Your instructions =
Each line that contains "Display" needs to be copied from the listing.
# # # # # # #
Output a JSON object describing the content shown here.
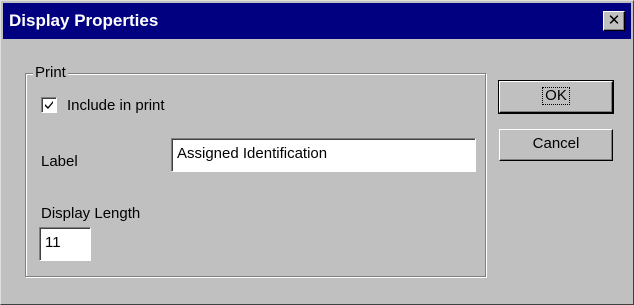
{
  "window": {
    "title": "Display Properties",
    "close_glyph": "✕",
    "close_icon": "close-icon"
  },
  "print_group": {
    "legend": "Print",
    "include_checkbox": {
      "label": "Include in print",
      "checked": true
    },
    "label_field": {
      "label": "Label",
      "value": "Assigned Identification"
    },
    "length_field": {
      "label": "Display Length",
      "value": "11"
    }
  },
  "buttons": {
    "ok_label": "OK",
    "cancel_label": "Cancel"
  },
  "colors": {
    "titlebar": "#000080",
    "face": "#c0c0c0"
  }
}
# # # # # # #
Written response =
    "title": "Display Properties",
      "label": "Display Length",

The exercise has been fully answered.